At our recent quarterly managers meeting, the whole focus of that meeting was on our culture and the importance of working closely with individuals on teams so they know that they’re valued and are contributing to our culture everyday.
This is such a key thing, because our teams in-stores represent our brand with every interaction. Every time someone walks into our store, they are the face of our business and brand and we need to make sure that everyone wants to be there, is excited, energised and everyone in our stores is passionate about books and loves our product.
We’re really coaching people on the importance of when you’re at work, really show that and be proud of what you’re doing every day.

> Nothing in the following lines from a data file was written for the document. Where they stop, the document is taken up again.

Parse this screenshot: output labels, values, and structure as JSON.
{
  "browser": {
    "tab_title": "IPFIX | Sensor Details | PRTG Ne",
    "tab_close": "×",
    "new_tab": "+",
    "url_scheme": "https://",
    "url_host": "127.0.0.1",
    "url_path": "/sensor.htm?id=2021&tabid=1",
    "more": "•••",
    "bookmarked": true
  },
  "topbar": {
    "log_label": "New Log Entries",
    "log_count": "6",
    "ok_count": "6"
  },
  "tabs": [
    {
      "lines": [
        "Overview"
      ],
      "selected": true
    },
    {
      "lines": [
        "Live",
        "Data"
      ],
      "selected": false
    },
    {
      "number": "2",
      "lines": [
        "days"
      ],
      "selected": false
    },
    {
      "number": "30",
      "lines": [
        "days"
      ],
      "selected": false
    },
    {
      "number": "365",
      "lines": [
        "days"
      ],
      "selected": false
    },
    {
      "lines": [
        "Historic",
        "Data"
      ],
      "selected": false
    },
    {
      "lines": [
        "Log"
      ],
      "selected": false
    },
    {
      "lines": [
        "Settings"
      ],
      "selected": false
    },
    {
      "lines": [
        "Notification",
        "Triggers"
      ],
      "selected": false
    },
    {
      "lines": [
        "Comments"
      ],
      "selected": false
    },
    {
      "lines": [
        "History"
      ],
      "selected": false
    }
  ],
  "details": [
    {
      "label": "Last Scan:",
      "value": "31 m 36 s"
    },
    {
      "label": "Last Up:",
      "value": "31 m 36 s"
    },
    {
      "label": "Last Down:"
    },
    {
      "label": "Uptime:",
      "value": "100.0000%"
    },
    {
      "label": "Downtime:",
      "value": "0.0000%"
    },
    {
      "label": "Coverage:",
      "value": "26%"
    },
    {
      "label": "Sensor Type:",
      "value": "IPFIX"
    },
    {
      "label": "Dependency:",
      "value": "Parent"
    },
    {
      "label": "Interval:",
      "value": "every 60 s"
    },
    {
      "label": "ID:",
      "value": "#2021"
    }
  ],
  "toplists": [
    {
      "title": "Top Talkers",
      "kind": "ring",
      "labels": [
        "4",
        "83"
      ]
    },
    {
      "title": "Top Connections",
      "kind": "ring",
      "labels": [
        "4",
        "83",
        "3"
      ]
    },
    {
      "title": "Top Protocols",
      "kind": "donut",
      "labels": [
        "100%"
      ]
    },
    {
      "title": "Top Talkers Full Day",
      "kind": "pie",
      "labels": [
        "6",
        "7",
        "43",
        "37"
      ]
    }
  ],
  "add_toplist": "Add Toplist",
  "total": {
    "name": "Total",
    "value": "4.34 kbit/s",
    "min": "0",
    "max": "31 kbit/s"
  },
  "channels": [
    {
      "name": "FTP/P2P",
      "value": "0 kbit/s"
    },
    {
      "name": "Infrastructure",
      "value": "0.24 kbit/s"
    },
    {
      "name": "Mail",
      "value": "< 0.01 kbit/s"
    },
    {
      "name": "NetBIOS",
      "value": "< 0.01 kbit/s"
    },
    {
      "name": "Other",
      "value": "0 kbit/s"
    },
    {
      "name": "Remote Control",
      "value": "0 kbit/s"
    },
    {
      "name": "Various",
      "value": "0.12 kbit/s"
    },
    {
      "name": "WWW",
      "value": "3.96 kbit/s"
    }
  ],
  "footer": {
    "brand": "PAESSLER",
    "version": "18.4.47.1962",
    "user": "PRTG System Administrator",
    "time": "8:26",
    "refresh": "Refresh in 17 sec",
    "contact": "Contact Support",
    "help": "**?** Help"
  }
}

Our main business purpose is to change lives by getting the right book in the right hands. So that’s really what we’re in the business of, because any book retailer can stock any of the books or products that we stock, so it’s not about our inventory. It’s about what we do with it and how we help connect our customers with the right thing.
So we really know what we’re in the business of doing. Our teams absolutely love being involved with that and we know from a survey we did recently that is the thing that our staff love the most about working with us. That they get to really make an impact on a person at level.
We’ve really started to focus staff on having more of a performance culture. Previously we never shared metrics and had KPIs but did not necessarily show people metrics behind their performance.
Even just at a very basic level having started to share some of that information with all of our teams, we’ve seen such an improvement in performance.
Our secret weapon has been understanding that books really have a very strong emotional pull for people and everything we do is linking into that emotion, so our beautiful store fit outs are very emotive and deliberately that way.
People walk in and say they feel like they’ve walked into a Harry Potter world and that’s what we want people to feel.
We’re not focusing on discounting, we’re focusing on experience. People come into our store and there is no haggling about price. It’s about getting that right book and feeling good about that purchase. And when you go home and read that book, ensuring that special emotional link stays with the book when you take it home. I think that’s really been the power of what we’ve managed to achieve these last few years since we’ve started growing. You can’t do that online.
IRW: People definitely have that flashback moment of associating books with stores where they got them from…
SH: They really are about community. I love the moment when I get a chance to be in our stores, I will always stumble across customers talking to each other and starting to recommend books to each other and it’s fantastic.
I just love seeing that and that joyful look when people walk into our stores and have maybe never been in one of our stores before and are genuinely surprised by the vibe in the store.
Our newest store that we opened in Hobart, the reaction we’re getting from the locals there is fantastic. There are actually a lot of bookstores in Hobart. I think we’ve already found our niche as to how we’re different to all of the other, probably very good, bookstores.
We are actually opening a new store as part of the Glen development in October and that store is going to be merging Robinsons with a whole new concept. We’ve had a lot of interest from landlords, who obviously all talk to each other, a whole new inundation of landlords approaching us, ‘Can we have one of what you’re doing at the Glen’?
So we feel very very excited about the future of Robinsons and aiming to be a national brand by 2020.
Inside Retail Polls
Confectionery retailer to relaunch pop-up Insta-Museum in two Myer stores next year. https://t.co/DJvjNOzqmz10 hours ago